▶ [EXERCISE]: In the entries below, count the lines that hold the string "true" and state only that count.

#### DATA FOR ANALYSIS ####

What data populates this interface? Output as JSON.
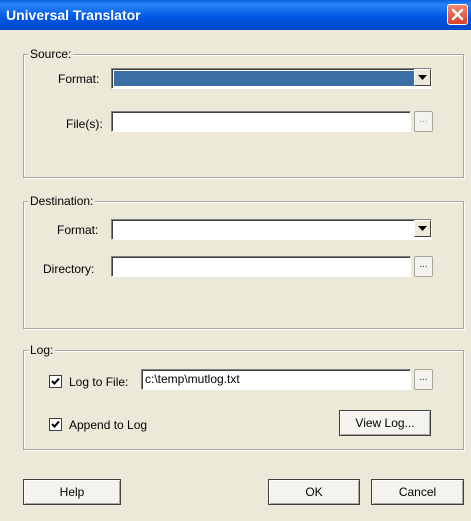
{
  "window": {
    "title": "Universal Translator"
  },
  "source": {
    "legend": "Source:",
    "format_label": "Format:",
    "format_value": "",
    "files_label": "File(s):",
    "files_value": "",
    "browse_label": "..."
  },
  "destination": {
    "legend": "Destination:",
    "format_label": "Format:",
    "format_value": "",
    "directory_label": "Directory:",
    "directory_value": "",
    "browse_label": "..."
  },
  "log": {
    "legend": "Log:",
    "log_to_file_label": "Log to File:",
    "log_to_file_checked": true,
    "log_file_value": "c:\\temp\\mutlog.txt",
    "browse_label": "...",
    "append_label": "Append to Log",
    "append_checked": true,
    "view_log_label": "View Log..."
  },
  "buttons": {
    "help": "Help",
    "ok": "OK",
    "cancel": "Cancel"
  },
  "colors": {
    "title_bar": "#0058e6",
    "close": "#d9412a",
    "dialog_bg": "#ece9d8",
    "selection": "#3a6ea5"
  },
  "icons": {
    "close": "close-icon",
    "dropdown": "chevron-down-icon",
    "check": "checkmark-icon"
  }
}
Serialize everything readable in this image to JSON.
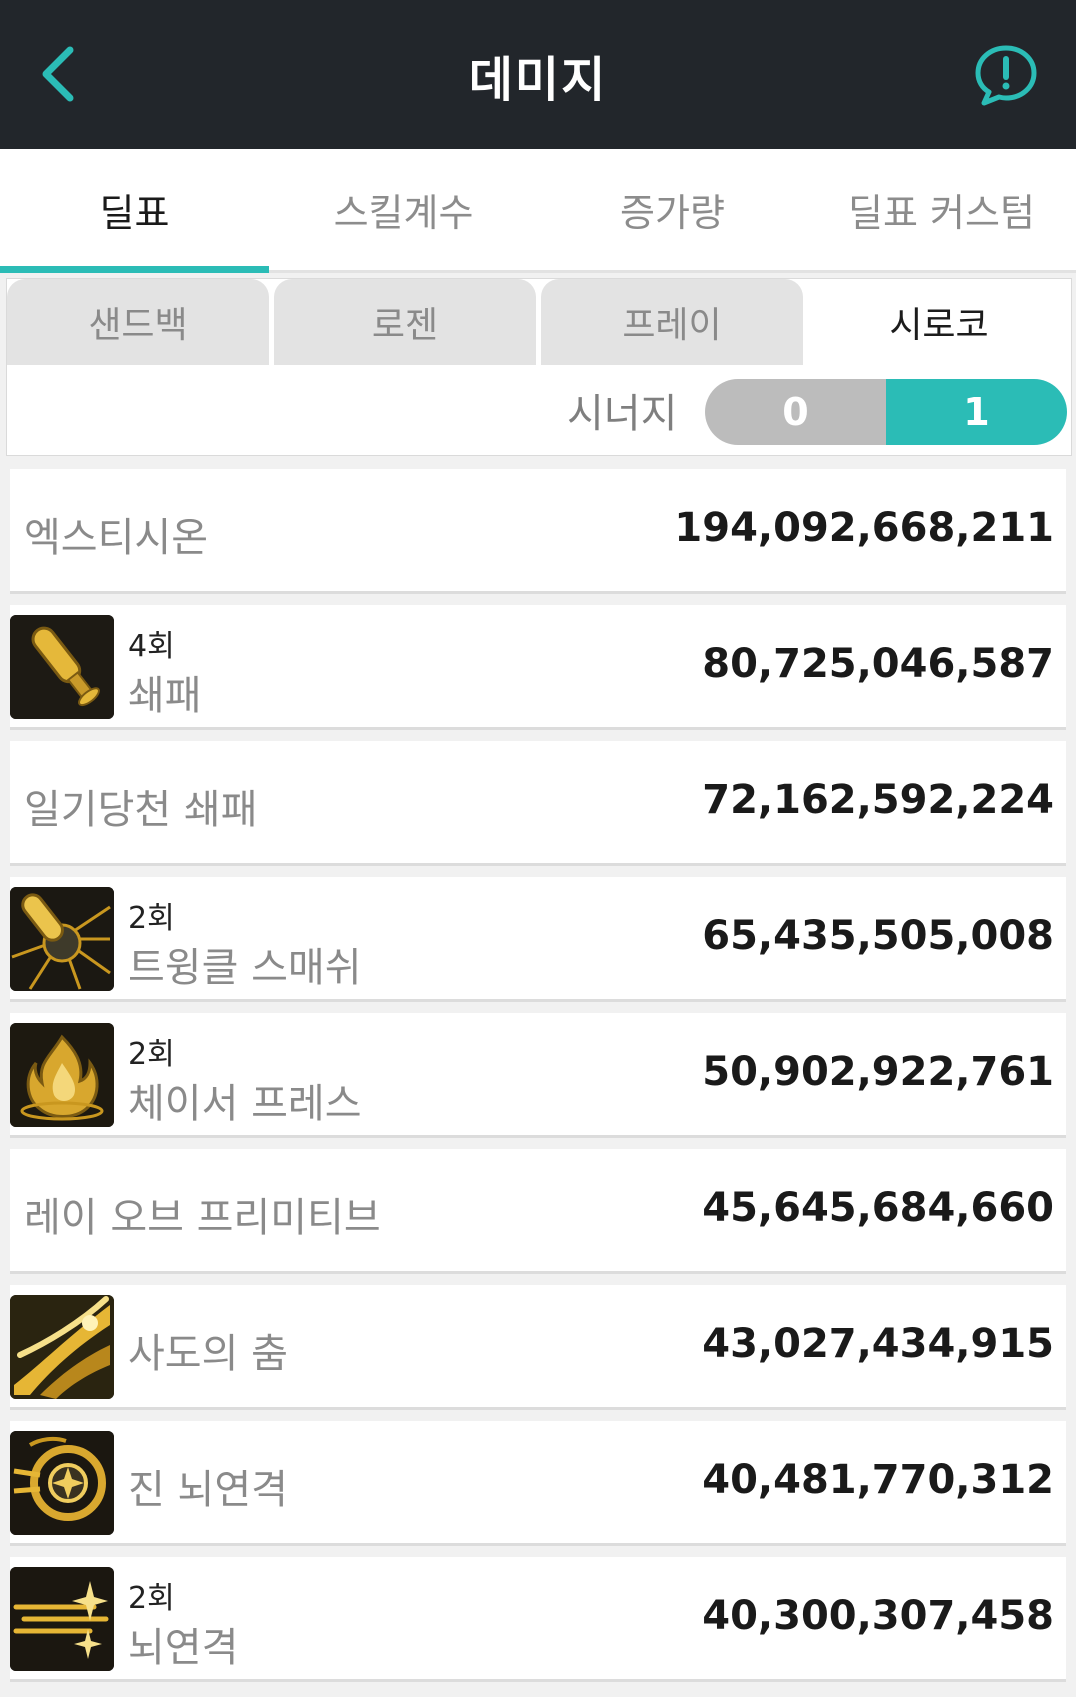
{
  "header": {
    "title": "데미지",
    "accent_color": "#2bbcb6",
    "background_color": "#22262b",
    "back_icon": "chevron-left-icon",
    "info_icon": "alert-chat-icon"
  },
  "main_tabs": [
    {
      "label": "딜표",
      "active": true
    },
    {
      "label": "스킬계수",
      "active": false
    },
    {
      "label": "증가량",
      "active": false
    },
    {
      "label": "딜표 커스텀",
      "active": false
    }
  ],
  "boss_tabs": [
    {
      "label": "샌드백",
      "active": false
    },
    {
      "label": "로젠",
      "active": false
    },
    {
      "label": "프레이",
      "active": false
    },
    {
      "label": "시로코",
      "active": true
    }
  ],
  "synergy": {
    "label": "시너지",
    "options": [
      "0",
      "1"
    ],
    "selected": "1"
  },
  "damage_rows": [
    {
      "name": "엑스티시온",
      "value": "194,092,668,211",
      "count": null,
      "icon": null
    },
    {
      "name": "쇄패",
      "value": "80,725,046,587",
      "count": "4회",
      "icon": "bat-skill-icon"
    },
    {
      "name": "일기당천 쇄패",
      "value": "72,162,592,224",
      "count": null,
      "icon": null
    },
    {
      "name": "트윙클 스매쉬",
      "value": "65,435,505,008",
      "count": "2회",
      "icon": "twinkle-smash-skill-icon"
    },
    {
      "name": "체이서 프레스",
      "value": "50,902,922,761",
      "count": "2회",
      "icon": "chaser-press-skill-icon"
    },
    {
      "name": "레이 오브 프리미티브",
      "value": "45,645,684,660",
      "count": null,
      "icon": null
    },
    {
      "name": "사도의 춤",
      "value": "43,027,434,915",
      "count": null,
      "icon": "apostle-dance-skill-icon"
    },
    {
      "name": "진 뇌연격",
      "value": "40,481,770,312",
      "count": null,
      "icon": "true-thunder-strike-skill-icon"
    },
    {
      "name": "뇌연격",
      "value": "40,300,307,458",
      "count": "2회",
      "icon": "thunder-strike-skill-icon"
    }
  ]
}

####

▶ [EXERCISE ANSWER]: 5